About this exercise: Extract each line of the records below that contains the word "title".

(Excerpts from an interface dataset)
■ ■ ■

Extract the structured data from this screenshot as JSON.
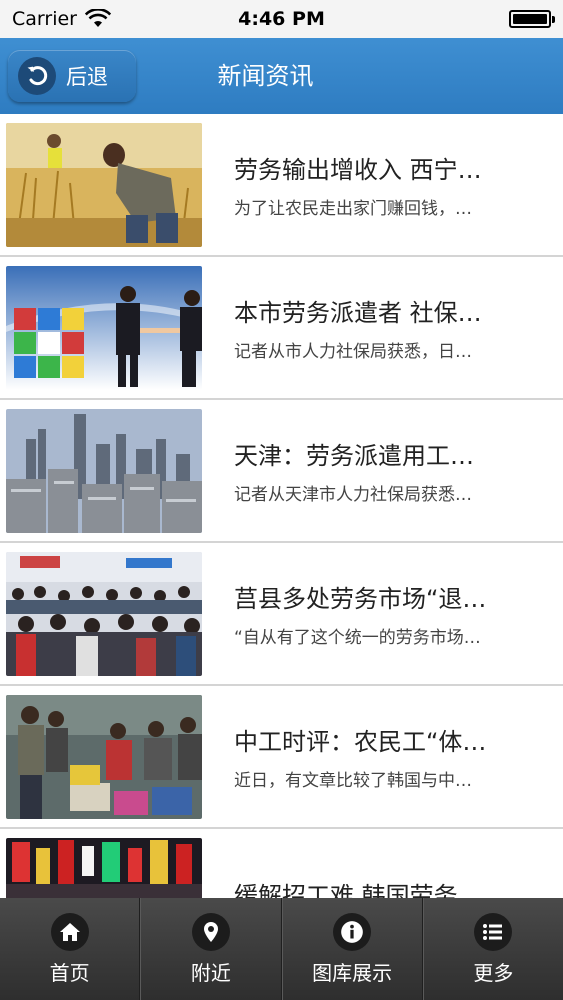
{
  "status_bar": {
    "carrier": "Carrier",
    "time": "4:46 PM"
  },
  "nav": {
    "back_label": "后退",
    "title": "新闻资讯"
  },
  "news": [
    {
      "title": "劳务输出增收入 西宁…",
      "summary": "为了让农民走出家门赚回钱，…",
      "thumb": "wheat-harvest"
    },
    {
      "title": "本市劳务派遣者 社保…",
      "summary": "记者从市人力社保局获悉，日…",
      "thumb": "business-handshake"
    },
    {
      "title": "天津：劳务派遣用工…",
      "summary": "记者从天津市人力社保局获悉…",
      "thumb": "city-skyline"
    },
    {
      "title": "莒县多处劳务市场“退…",
      "summary": "“自从有了这个统一的劳务市场…",
      "thumb": "crowd-market"
    },
    {
      "title": "中工时评：农民工“体…",
      "summary": "近日，有文章比较了韩国与中…",
      "thumb": "workers-luggage"
    },
    {
      "title": "缓解招工难 韩国劳务…",
      "summary": "",
      "thumb": "street-signs"
    }
  ],
  "tabs": [
    {
      "label": "首页",
      "icon": "home-icon"
    },
    {
      "label": "附近",
      "icon": "location-pin-icon"
    },
    {
      "label": "图库展示",
      "icon": "info-icon"
    },
    {
      "label": "更多",
      "icon": "list-icon"
    }
  ],
  "colors": {
    "nav_blue": "#3584c9",
    "tab_bar": "#3a3a3a"
  }
}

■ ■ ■

The completed task:
    "title": "新闻资讯"
      "title": "劳务输出增收入 西宁…",
      "title": "本市劳务派遣者 社保…",
      "title": "天津：劳务派遣用工…",
      "title": "莒县多处劳务市场“退…",
      "title": "中工时评：农民工“体…",
      "title": "缓解招工难 韩国劳务…",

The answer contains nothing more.